» **Your task**
From the records that follow, copy every line that contains the word "into".

╭─ Records to process

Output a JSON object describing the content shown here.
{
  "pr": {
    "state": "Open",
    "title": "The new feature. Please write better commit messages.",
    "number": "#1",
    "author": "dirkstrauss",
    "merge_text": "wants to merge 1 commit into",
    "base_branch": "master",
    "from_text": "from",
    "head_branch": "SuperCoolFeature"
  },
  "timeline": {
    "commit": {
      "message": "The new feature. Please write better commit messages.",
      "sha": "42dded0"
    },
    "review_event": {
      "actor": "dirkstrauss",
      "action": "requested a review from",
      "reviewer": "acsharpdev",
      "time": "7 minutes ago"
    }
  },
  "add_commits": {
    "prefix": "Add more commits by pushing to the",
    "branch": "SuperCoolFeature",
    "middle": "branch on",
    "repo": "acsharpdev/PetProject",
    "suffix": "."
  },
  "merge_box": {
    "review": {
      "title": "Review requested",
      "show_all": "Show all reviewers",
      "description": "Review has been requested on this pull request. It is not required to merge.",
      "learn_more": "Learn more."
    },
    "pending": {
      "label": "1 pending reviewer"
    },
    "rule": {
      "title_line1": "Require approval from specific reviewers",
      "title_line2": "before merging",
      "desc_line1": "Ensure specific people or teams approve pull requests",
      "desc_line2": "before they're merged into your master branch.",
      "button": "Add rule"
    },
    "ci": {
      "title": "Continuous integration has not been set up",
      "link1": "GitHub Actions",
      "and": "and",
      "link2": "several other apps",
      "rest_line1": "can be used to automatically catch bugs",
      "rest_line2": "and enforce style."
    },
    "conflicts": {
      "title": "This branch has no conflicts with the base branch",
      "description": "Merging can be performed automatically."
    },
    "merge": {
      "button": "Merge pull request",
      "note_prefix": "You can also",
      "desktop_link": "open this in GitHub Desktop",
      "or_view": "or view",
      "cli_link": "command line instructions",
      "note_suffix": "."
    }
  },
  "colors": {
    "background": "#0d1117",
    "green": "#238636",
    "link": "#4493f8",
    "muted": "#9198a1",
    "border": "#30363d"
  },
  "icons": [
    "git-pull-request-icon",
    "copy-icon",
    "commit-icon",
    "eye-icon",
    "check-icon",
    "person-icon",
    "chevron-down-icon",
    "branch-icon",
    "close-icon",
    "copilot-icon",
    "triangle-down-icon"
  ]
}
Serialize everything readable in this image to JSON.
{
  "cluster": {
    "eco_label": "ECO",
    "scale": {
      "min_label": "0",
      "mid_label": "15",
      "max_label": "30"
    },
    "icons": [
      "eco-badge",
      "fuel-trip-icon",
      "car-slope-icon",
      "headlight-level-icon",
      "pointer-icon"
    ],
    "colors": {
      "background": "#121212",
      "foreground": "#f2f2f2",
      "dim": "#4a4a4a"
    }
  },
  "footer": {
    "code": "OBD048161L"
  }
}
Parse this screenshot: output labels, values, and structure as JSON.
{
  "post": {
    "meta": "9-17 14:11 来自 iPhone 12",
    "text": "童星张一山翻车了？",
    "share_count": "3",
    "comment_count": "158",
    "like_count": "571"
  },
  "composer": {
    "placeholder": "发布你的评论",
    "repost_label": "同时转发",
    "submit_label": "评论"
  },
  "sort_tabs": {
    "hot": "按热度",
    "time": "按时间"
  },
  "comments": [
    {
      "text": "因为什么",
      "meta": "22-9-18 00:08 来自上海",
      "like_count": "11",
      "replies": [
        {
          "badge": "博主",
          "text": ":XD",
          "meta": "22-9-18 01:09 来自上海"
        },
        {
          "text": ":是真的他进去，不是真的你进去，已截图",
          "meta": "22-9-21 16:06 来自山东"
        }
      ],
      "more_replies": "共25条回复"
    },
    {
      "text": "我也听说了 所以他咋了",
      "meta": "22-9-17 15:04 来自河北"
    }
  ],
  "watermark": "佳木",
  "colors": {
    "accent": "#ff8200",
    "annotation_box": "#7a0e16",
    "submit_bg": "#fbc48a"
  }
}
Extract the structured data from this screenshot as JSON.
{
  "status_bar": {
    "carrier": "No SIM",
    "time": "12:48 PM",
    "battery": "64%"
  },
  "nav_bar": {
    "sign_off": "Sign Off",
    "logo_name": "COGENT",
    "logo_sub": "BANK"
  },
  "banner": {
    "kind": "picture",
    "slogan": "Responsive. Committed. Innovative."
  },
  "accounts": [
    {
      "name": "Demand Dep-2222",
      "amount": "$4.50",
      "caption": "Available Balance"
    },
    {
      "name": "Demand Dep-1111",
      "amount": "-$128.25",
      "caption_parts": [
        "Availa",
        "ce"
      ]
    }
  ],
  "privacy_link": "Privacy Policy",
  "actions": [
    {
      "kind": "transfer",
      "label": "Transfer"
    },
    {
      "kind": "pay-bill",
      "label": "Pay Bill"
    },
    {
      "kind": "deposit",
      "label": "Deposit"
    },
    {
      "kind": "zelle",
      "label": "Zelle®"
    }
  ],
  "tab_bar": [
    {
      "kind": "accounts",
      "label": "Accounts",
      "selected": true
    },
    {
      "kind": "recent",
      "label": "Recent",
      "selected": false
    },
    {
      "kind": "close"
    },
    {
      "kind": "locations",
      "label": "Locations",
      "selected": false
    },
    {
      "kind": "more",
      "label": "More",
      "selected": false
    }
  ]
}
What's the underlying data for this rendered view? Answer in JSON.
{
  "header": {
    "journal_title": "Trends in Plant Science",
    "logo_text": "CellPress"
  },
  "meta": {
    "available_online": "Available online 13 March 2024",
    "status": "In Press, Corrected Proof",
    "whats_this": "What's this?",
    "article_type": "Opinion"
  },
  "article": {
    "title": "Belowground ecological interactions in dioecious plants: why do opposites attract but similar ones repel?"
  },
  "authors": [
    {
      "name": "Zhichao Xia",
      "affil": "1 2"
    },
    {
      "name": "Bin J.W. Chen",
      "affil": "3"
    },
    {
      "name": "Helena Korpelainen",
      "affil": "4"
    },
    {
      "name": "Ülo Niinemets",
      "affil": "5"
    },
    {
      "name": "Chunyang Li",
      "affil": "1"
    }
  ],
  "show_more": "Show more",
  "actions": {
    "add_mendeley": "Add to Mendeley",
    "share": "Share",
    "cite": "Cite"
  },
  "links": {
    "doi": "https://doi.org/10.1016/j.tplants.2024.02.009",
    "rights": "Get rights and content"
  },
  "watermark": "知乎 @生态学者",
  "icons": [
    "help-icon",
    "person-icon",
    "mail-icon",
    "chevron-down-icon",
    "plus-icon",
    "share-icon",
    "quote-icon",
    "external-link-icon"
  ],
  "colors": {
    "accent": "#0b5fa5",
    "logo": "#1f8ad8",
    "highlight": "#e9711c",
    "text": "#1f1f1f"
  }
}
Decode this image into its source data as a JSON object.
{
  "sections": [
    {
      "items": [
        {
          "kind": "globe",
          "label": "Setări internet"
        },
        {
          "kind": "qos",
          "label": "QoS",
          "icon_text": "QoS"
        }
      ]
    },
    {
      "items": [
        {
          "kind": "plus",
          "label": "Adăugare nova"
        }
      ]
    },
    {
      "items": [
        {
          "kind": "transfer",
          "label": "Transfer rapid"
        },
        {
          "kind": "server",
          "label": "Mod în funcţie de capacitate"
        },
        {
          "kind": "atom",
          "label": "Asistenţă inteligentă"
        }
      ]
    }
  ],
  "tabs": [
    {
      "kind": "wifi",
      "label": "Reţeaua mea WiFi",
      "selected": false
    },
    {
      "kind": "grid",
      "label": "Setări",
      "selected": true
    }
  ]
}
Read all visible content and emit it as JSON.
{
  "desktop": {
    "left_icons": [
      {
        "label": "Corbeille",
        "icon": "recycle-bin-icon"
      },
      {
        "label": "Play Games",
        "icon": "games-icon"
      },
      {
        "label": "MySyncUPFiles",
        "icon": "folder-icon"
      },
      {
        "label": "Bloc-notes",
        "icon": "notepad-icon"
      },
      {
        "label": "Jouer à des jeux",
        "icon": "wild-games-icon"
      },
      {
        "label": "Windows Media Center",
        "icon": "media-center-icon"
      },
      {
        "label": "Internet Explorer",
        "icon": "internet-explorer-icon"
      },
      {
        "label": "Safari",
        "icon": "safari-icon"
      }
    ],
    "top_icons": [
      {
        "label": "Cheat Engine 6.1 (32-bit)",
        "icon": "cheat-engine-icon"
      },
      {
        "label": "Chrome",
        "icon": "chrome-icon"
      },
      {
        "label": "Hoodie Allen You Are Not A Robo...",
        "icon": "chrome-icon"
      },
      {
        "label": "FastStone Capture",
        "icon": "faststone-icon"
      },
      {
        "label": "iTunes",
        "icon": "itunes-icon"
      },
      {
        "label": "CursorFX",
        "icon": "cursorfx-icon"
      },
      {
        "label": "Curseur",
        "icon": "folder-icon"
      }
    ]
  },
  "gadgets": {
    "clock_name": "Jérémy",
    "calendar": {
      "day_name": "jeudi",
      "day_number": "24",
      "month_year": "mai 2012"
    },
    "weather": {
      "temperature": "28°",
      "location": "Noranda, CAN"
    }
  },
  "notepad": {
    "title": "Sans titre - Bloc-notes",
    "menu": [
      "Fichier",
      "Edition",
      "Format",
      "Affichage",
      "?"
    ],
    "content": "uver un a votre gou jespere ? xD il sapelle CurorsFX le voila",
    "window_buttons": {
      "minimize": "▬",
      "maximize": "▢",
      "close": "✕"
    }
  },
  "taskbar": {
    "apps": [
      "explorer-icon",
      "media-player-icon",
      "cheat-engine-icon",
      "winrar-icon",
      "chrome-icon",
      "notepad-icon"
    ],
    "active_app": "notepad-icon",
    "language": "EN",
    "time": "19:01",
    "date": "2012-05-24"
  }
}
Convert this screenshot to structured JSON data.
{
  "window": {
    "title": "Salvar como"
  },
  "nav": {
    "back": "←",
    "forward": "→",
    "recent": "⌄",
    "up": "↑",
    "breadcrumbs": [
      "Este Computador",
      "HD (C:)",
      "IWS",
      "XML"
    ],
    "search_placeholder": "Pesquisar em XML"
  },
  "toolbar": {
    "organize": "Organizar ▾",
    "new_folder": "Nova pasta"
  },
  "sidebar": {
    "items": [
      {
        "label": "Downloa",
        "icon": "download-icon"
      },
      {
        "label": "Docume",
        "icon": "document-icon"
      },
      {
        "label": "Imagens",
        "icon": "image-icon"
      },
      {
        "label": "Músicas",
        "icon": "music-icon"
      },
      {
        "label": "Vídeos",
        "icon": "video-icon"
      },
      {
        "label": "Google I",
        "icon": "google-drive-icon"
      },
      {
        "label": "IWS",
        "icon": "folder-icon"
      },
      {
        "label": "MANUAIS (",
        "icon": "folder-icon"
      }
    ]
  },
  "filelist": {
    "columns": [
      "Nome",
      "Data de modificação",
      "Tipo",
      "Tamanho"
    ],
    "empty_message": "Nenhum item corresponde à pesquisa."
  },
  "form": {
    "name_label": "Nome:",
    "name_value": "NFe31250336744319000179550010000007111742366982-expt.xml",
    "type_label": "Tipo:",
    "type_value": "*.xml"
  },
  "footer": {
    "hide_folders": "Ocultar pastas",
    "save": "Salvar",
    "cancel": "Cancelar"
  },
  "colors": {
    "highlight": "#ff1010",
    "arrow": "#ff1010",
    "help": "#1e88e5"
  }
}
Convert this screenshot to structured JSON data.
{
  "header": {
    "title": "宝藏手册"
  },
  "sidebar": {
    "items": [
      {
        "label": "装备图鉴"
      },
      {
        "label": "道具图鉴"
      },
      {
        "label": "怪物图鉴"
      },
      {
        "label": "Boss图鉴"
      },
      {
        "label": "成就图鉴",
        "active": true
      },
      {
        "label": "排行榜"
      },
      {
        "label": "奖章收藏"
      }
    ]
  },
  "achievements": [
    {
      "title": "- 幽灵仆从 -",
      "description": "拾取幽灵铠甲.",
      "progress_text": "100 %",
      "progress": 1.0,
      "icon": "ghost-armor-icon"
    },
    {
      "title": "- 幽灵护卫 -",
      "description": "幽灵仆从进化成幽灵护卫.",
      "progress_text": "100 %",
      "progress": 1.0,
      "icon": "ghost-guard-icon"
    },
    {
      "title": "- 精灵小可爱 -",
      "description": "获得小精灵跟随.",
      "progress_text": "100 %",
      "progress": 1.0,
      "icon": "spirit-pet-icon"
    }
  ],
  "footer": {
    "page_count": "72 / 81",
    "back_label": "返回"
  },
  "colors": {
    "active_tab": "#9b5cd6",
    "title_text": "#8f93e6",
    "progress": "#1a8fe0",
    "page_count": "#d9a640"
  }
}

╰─

» **Exercise solution**
    "merge_text": "wants to merge 1 commit into",
      "desc_line2": "before they're merged into your master branch.",
Decode this image into its source data as a JSON object.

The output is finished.